Dust off the Libyan Coast
June 21, 2013
Dust blew off the coast of Libya and over the Mediterranean Sea in late July 2011. The Moderate Resolution Imaging Spectroradiometer (MODIS) on NASA’s Aqua satellite captured this natural-color image on July 23, 2011. The dust, which is thick enough to completely hide the land and water surface below, blows off the coast near Misratah (also spelled Misrata, or Misurata). The dust blows toward the northeast over a nearly cloudless sky. Libya enjoys a Mediterranean climate near the coast, but inland lies a bone-dry, sandy desert. Only about 1 percent of Libya’s land is arable, and only a fraction of that land supports permanent crops. The sandy desert provides plentiful material for dust storms.
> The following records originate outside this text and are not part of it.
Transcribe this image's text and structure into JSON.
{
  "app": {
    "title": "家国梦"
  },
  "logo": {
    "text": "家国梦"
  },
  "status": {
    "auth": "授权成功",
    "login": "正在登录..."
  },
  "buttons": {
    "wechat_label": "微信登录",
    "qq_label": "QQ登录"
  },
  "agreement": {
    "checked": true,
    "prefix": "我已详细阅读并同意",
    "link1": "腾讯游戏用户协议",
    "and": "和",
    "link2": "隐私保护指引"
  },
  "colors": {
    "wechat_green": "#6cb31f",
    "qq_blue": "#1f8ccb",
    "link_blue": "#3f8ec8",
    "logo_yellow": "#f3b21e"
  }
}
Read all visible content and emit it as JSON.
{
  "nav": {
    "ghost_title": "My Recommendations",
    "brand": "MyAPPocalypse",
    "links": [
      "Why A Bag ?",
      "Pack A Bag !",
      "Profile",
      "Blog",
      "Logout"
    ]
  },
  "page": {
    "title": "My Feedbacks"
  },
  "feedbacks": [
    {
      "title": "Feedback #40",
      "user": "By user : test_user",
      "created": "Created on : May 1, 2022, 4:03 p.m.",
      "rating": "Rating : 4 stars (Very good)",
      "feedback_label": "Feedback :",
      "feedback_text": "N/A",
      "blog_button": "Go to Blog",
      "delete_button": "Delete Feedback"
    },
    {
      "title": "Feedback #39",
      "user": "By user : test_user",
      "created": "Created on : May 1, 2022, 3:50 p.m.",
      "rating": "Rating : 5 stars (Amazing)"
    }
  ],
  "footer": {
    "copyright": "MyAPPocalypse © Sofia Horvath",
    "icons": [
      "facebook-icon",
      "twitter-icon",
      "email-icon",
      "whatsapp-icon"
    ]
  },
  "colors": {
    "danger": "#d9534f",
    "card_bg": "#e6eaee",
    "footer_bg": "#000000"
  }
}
Credit: NASA images courtesy the MODIS Rapid Response Team at NASA GSFC. Caption by Michon Scott.
Topics: Environment, Disaster Accident, Earth, Spacecraft, Meteorology, Misrata, Tripolitania, Dust storm, Dust, Terra, Moderate-Resolution Imaging Spectroradiometer, Aqua, Storm, Libya, National Aeronautics and Space Administration